_Records provided_:
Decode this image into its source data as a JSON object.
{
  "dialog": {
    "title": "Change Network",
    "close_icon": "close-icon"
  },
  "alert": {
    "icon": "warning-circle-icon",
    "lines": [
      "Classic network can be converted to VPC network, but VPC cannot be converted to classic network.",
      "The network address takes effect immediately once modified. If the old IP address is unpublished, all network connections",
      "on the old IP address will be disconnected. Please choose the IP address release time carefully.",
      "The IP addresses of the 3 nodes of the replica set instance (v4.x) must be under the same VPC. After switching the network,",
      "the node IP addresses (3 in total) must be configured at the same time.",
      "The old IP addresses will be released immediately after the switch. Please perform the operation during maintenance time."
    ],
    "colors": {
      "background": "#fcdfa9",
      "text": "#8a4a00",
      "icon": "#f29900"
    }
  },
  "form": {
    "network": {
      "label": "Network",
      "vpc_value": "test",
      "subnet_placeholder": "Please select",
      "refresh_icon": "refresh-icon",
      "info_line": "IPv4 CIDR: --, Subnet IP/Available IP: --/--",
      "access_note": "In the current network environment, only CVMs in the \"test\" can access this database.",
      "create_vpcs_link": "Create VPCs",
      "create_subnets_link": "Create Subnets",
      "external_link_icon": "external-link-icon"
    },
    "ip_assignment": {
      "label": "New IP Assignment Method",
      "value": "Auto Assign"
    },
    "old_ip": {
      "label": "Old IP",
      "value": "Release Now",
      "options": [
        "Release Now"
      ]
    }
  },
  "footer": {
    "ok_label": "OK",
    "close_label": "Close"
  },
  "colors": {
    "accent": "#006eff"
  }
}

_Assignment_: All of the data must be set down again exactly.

_Finished task_:
Decode this image into its source data as a JSON object.
{
  "dialog": {
    "title": "Change Network",
    "close_icon": "close-icon"
  },
  "alert": {
    "icon": "warning-circle-icon",
    "lines": [
      "Classic network can be converted to VPC network, but VPC cannot be converted to classic network.",
      "The network address takes effect immediately once modified. If the old IP address is unpublished, all network connections",
      "on the old IP address will be disconnected. Please choose the IP address release time carefully.",
      "The IP addresses of the 3 nodes of the replica set instance (v4.x) must be under the same VPC. After switching the network,",
      "the node IP addresses (3 in total) must be configured at the same time.",
      "The old IP addresses will be released immediately after the switch. Please perform the operation during maintenance time."
    ],
    "colors": {
      "background": "#fcdfa9",
      "text": "#8a4a00",
      "icon": "#f29900"
    }
  },
  "form": {
    "network": {
      "label": "Network",
      "vpc_value": "test",
      "subnet_placeholder": "Please select",
      "refresh_icon": "refresh-icon",
      "info_line": "IPv4 CIDR: --, Subnet IP/Available IP: --/--",
      "access_note": "In the current network environment, only CVMs in the \"test\" can access this database.",
      "create_vpcs_link": "Create VPCs",
      "create_subnets_link": "Create Subnets",
      "external_link_icon": "external-link-icon"
    },
    "ip_assignment": {
      "label": "New IP Assignment Method",
      "value": "Auto Assign"
    },
    "old_ip": {
      "label": "Old IP",
      "value": "Release Now",
      "options": [
        "Release Now"
      ]
    }
  },
  "footer": {
    "ok_label": "OK",
    "close_label": "Close"
  },
  "colors": {
    "accent": "#006eff"
  }
}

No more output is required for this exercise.